Jack Andraka has invented a test that can detect early stage pancreatic, ovarian and lung cancer. The cancer sensor is cheaper and faster than today’s gold standard test. In May of this year, Jack Andraka’s groundbreaking research won $75,000 for the first place prize at the Intel International Science and Engineering Fair. Jack plans to put that money towards college, because he’s just 15 years old.
The 2012 Nobel Prize in Physiology or Medicine was announced earlier this week. The prize was awarded to two scientists for their work on reprogramming mature cells to become pluripotent.
The prize of 10-million-Swedish-krona (US$1.5-million) was divided, one half jointly to Sir John B. Gurdon, age 79, at the Gurdon Institute, Cambridge, United Kingdom, and Shinya Yamanaka, age 50, at Kyoto University, Kyoto, Japan and the Gladstone Institutes, San Francisco, California, USA, for the discovery that mature, specialized cells can be reprogrammed to become immature cells capable of developing into all tissues of the body.

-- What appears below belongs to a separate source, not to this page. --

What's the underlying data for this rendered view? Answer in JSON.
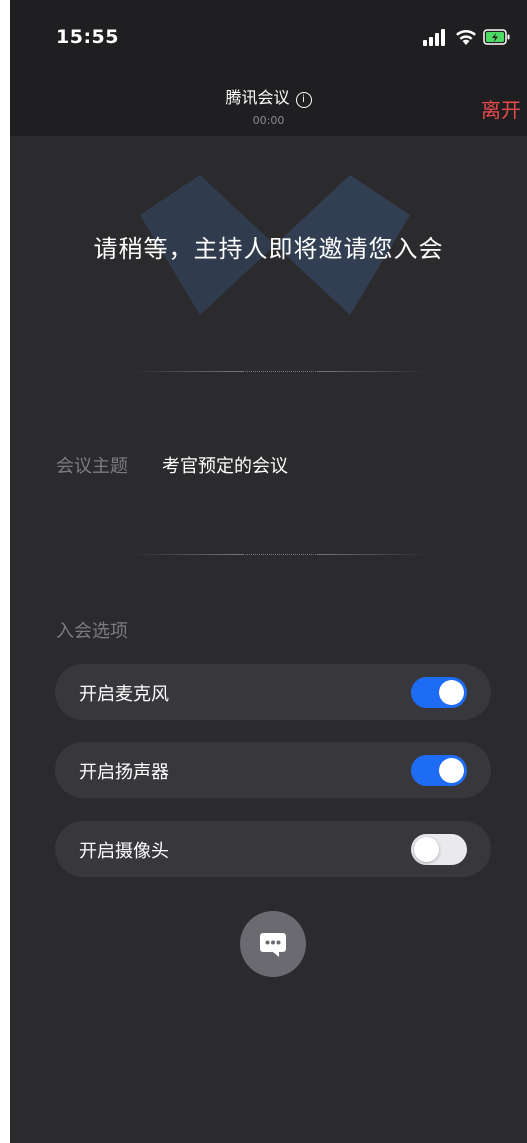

Walmart and Sam’s Club (a division of Wal-Mart Stores) recently announced the launch of expanded immunization services across the United States, signaling the company’s expansion into healthcare services [1, 2]. In partnership with Mollen Immunization Clinics, ten of the CDC-recommended immunizations will be offered in more than 2,700 Walmart stores and 554 Sam’s Club pharmacy locations.
GOP presidential candidate Mitt Romney, who has unambiguously said that he, if elected president, will repeal the Patient Protection and Affordable Care Act (PPACA), stated yesterday on NBC’s Meet the Press that he would not want to repeal all of the healthcare law . The position is an abrupt turn on an early campaign promise.
On Tuesday this week, Democrats spent much of the opening night of the Democratic National Convention promoting the Patient Protection and Affordable Care Act (PPACA), which became law in March 2010 and was upheld by the U.S. Supreme Court against Republican-led opposition in June 2012.